◆ **DATASET EXCERPTS**:

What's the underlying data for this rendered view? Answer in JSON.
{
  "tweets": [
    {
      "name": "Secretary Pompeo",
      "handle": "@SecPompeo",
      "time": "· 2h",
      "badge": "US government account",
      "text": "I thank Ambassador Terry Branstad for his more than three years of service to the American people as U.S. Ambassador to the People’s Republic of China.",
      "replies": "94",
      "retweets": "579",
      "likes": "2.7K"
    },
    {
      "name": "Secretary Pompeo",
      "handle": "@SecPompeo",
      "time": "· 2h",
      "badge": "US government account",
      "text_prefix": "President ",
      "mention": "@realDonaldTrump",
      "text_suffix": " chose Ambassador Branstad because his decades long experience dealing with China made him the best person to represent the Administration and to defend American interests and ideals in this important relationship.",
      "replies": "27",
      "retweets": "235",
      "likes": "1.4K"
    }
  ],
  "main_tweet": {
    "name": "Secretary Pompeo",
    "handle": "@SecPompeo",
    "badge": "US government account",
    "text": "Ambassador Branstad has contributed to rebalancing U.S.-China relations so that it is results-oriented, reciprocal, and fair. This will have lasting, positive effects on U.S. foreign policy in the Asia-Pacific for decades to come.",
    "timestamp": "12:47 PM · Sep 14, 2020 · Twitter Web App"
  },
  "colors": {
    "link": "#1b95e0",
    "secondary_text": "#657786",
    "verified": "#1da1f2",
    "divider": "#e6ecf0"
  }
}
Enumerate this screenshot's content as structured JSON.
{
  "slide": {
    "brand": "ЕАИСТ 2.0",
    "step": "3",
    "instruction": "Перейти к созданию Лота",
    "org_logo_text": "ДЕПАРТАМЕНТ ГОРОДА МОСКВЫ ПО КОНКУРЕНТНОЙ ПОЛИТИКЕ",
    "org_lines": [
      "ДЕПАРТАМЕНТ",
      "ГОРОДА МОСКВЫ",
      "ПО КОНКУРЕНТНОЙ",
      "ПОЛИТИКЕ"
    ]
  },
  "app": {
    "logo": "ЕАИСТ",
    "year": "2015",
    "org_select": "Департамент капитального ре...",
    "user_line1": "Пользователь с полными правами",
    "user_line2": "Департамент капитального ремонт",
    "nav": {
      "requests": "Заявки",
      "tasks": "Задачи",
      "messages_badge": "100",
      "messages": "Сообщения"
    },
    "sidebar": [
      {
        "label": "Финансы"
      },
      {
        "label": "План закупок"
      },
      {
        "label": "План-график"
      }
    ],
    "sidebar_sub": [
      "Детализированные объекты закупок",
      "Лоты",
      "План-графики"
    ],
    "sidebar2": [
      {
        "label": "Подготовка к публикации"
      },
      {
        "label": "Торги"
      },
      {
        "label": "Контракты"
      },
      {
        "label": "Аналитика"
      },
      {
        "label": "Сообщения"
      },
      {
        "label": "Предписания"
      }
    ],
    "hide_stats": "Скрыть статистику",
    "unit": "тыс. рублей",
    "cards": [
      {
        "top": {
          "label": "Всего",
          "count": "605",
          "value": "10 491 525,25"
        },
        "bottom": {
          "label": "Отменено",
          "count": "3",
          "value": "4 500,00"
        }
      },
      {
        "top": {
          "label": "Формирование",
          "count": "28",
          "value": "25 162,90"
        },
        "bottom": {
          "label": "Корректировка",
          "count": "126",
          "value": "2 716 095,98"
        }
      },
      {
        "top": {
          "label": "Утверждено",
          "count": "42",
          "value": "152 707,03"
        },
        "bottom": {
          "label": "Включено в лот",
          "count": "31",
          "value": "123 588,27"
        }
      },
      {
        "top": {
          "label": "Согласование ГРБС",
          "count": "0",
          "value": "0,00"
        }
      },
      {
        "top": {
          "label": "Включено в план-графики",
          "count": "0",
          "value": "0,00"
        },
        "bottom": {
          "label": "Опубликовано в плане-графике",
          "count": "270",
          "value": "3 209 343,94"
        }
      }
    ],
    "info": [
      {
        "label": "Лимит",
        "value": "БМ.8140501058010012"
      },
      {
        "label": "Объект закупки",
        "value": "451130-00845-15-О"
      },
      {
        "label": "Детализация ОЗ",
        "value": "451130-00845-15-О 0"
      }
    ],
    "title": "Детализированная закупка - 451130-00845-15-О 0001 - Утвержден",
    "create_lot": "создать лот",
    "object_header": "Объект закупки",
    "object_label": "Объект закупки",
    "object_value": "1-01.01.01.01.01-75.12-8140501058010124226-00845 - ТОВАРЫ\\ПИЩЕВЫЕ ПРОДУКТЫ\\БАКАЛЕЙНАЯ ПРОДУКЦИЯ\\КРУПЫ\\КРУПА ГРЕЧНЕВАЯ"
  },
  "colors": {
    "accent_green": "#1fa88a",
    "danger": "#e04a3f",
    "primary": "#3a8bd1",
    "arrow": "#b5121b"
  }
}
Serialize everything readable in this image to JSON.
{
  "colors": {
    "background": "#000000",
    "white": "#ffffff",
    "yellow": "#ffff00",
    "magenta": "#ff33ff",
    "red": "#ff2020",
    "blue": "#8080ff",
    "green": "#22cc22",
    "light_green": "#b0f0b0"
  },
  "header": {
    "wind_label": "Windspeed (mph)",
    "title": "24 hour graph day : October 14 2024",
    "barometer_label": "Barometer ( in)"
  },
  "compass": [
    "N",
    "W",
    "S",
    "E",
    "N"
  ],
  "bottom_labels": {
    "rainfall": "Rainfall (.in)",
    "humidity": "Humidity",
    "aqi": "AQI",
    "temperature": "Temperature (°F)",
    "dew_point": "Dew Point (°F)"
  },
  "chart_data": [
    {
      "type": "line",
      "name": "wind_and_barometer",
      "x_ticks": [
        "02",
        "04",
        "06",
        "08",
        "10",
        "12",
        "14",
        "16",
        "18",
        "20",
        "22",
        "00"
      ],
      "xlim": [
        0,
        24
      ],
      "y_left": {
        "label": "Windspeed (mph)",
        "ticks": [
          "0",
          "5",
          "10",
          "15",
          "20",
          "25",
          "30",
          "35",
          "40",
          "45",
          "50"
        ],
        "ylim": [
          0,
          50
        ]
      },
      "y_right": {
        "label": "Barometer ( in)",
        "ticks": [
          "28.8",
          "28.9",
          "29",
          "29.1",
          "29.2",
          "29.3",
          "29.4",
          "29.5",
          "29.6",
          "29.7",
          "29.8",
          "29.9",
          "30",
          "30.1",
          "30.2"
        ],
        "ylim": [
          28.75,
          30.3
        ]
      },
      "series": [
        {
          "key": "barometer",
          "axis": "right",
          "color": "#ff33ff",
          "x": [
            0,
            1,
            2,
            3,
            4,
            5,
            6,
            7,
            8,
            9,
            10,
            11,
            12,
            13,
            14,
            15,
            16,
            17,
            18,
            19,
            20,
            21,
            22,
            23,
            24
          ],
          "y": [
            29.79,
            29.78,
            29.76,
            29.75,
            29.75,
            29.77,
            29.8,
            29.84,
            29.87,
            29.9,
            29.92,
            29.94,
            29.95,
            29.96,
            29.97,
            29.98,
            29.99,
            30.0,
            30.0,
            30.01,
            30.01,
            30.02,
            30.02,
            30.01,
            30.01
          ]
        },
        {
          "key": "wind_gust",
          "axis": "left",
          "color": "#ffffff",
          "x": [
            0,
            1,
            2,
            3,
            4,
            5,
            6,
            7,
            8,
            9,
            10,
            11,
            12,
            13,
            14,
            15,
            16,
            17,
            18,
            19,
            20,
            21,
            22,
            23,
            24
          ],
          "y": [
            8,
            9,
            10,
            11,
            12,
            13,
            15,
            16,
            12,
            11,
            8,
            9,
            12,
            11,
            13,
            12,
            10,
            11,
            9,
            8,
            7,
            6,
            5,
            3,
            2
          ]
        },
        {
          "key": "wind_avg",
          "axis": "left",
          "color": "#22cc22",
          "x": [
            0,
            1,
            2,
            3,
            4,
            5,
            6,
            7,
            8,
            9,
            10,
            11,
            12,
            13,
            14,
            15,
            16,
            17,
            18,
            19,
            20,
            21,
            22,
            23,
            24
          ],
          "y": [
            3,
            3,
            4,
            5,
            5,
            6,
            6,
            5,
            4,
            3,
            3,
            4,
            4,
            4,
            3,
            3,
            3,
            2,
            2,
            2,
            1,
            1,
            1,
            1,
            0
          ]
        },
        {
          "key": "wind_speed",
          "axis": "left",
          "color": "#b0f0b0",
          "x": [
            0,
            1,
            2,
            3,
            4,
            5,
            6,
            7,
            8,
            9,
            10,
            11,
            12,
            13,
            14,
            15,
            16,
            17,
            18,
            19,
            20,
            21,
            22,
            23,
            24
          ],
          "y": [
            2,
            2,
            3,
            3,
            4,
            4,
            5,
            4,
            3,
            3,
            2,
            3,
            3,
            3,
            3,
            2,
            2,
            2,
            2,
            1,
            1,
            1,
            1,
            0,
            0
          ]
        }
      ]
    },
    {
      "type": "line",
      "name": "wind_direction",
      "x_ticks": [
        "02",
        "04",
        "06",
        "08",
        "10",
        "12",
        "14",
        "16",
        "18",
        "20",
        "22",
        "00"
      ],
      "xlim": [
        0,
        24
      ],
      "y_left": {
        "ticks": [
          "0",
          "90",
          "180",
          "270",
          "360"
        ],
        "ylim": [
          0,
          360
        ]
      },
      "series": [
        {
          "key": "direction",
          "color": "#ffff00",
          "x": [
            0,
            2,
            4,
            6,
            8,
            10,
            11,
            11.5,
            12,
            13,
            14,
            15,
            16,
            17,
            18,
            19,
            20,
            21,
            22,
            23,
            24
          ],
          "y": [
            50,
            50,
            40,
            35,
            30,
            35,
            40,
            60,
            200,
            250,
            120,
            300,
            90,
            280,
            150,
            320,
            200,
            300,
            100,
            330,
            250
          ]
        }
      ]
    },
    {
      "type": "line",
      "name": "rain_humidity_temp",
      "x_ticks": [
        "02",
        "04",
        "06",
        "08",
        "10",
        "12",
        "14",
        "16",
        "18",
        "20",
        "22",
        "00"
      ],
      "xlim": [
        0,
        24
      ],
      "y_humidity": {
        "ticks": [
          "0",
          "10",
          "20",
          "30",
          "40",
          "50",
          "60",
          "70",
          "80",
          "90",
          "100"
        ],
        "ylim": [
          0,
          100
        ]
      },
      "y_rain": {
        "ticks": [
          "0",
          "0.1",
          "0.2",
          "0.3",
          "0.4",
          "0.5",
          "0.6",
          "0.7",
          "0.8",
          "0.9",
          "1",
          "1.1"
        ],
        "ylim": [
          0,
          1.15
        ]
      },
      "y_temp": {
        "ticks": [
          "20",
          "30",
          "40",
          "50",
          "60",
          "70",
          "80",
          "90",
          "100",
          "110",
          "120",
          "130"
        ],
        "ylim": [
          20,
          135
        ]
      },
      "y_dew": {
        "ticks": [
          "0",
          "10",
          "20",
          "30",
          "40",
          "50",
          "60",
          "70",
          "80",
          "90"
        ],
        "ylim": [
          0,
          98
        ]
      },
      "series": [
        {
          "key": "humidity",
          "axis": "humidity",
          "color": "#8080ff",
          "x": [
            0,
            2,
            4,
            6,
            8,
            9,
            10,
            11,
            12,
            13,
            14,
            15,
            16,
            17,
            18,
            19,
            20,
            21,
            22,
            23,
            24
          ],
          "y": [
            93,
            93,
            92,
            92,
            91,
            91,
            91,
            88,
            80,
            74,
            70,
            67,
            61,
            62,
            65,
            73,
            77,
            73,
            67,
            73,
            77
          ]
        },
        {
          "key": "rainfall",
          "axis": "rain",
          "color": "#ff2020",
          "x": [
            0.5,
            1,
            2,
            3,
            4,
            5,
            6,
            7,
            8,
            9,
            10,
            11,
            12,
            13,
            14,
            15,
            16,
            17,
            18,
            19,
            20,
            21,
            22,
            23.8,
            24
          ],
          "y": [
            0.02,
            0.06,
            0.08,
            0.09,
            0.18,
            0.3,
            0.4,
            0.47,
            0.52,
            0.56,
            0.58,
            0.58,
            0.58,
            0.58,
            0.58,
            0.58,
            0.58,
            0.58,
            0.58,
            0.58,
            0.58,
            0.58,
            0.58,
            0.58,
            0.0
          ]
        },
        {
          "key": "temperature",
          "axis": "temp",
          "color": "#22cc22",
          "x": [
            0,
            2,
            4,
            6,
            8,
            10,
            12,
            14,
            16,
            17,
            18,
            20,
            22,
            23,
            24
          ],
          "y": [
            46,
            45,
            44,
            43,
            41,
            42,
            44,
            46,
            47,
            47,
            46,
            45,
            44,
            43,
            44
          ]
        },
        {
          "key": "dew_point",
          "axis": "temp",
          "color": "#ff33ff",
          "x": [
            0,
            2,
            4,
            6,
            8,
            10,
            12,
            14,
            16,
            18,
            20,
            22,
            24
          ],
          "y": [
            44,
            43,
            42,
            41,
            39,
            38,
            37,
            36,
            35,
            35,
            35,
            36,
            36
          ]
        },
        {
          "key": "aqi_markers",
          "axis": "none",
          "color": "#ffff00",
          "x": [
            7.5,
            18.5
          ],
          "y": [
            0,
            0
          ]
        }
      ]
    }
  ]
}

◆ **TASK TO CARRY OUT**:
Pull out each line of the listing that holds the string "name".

◆ **REPLY TO THE TASK**:
      "name": "Secretary Pompeo",
      "name": "Secretary Pompeo",
    "name": "Secretary Pompeo",
      "name": "wind_and_barometer",
      "name": "wind_direction",
      "name": "rain_humidity_temp",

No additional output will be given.